On Tuesday, the NAACP filed a suit against Trump on behalf of Rep. Bennie Thompson, D-Miss., under the 1871 Ku Klux Klan Act that prohibits interference with Congress’ constitutional duties. More lawmakers may join it, and more civil cases may be filed by those injured and the families of those who died as a result of the insurrection that Trump incited.
Watergate was a time when democracy worked, bipartisanship existed, and justice prevailed. McConnell’s road map could be our only way to justice and accountability now.

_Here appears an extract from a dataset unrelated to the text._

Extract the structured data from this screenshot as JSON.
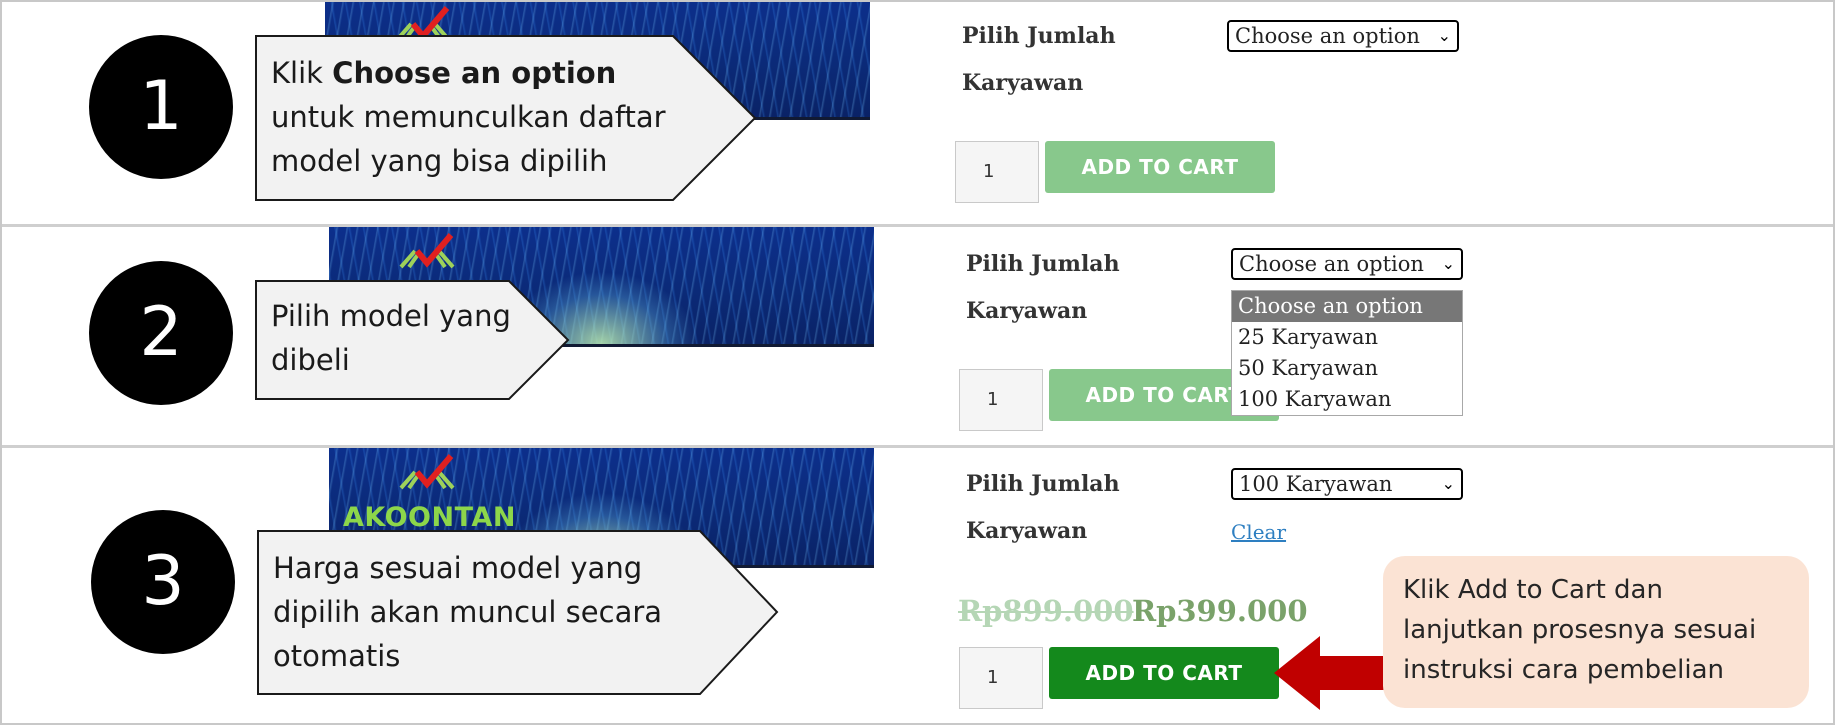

MSNBC legal analyst Jill Wine-Banks, a former assistant Watergate special prosecutor, was the first woman organized crime prosecutor at the Justice Department and the first woman general counsel of the Army. Her book, “The Watergate Girl,” was published last year. Follow her on Twitter: @JillWineBanks